“Our local contractor and local architect had not done Lean projects before, so it was a huge learning process for them,” said Linda Gentile, Akron’s Children’s vice president of construction and support services. “One of our goals was to educate our local trade partners so they could support us in future projects.”
What differentiates Lean projects, Considine said, is the focus on collaboration and extensive planning long before construction begins. That collaborative process included not only hospital leaders, architects and contractors, but also front-line clinicians, patients and their families. “The key to this process is the front-end planning,” he said. “It looks like you’re not doing much of anything for a long time. But actually, you’re doing everything.”
In a local warehouse, the team built full-scale cardboard mock-ups of each floor of the new facility. That allowed clinicians to simulate patient-care scenarios and see firsthand whether the planned spaces worked well. The design and construction team then was able to make adjustments that improved patient and staff flow.
Based on those simulations, the decision was made to construct six operating rooms rather than the proposed eight—at a substantial cost savings. The design team also changed the placement of emergency department entrances to avoid congestion, created alcoves in hallways to keep equipment out of the way, and added windows to provide plenty of natural light.
Boldt and the other companies negotiated shared pay and incentives ahead of time, said Dave Kievet, a Boldt group president. That way, any additional expenses raised the hospital’s total bill but provided no additional profit for the companies.
The design and construction team was able to trim more than 34,000 square feet of building space from the original plans, he said.
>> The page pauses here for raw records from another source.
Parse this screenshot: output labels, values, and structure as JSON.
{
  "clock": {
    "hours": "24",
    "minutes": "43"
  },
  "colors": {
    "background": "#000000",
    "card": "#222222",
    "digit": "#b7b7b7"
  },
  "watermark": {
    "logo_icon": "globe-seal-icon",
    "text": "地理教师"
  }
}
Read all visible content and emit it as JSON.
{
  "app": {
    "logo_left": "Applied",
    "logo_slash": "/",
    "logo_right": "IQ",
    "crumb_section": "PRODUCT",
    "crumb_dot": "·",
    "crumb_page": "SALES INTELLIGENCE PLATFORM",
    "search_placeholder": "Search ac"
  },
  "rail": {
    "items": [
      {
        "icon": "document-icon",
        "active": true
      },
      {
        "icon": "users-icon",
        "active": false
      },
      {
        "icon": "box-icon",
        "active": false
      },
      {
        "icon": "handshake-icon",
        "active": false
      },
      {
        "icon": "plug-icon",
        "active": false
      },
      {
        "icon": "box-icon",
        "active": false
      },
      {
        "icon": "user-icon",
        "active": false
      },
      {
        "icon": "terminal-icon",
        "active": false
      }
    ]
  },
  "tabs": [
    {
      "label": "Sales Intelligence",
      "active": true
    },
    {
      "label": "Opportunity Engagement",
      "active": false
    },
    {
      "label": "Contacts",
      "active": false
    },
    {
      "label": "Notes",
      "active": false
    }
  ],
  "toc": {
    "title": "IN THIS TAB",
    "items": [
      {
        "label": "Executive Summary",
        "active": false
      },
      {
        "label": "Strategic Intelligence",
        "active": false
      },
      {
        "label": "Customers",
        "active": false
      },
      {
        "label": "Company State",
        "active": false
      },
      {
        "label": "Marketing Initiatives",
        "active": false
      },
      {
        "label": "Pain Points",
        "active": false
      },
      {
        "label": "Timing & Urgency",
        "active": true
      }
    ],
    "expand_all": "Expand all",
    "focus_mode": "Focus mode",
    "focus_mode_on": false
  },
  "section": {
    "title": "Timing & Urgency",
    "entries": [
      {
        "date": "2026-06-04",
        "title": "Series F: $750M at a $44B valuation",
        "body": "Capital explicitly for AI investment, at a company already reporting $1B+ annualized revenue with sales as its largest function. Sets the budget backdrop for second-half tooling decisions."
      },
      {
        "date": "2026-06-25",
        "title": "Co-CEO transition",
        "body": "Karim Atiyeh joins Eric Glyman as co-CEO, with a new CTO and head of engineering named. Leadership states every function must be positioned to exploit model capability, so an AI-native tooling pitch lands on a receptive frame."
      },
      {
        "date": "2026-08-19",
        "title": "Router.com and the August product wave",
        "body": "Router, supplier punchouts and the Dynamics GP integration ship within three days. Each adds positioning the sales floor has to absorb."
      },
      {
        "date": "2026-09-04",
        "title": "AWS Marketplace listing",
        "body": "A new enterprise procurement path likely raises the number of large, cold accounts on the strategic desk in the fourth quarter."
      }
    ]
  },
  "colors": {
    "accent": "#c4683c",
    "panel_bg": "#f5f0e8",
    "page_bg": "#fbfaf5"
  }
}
Once construction began in mid2013, the workers used the so-called train-car method to ensure the building process flowed smoothly. Each floor of the facility was divided into four sections, and a single crew—for example, electrical—worked exclusively in one section, performing a predetermined amount of work per week. “We tried to pace the project so it moved as fast as the slowest worker and we could avoid stops and starts,” Kievet said.
The process was not without challenges, especially because it entailed such extensive planning and collaboration among so many different groups. “But it was worth it,” Gentile said.
The new facility opened May 5. “We’re so pleased with the end result,” she said.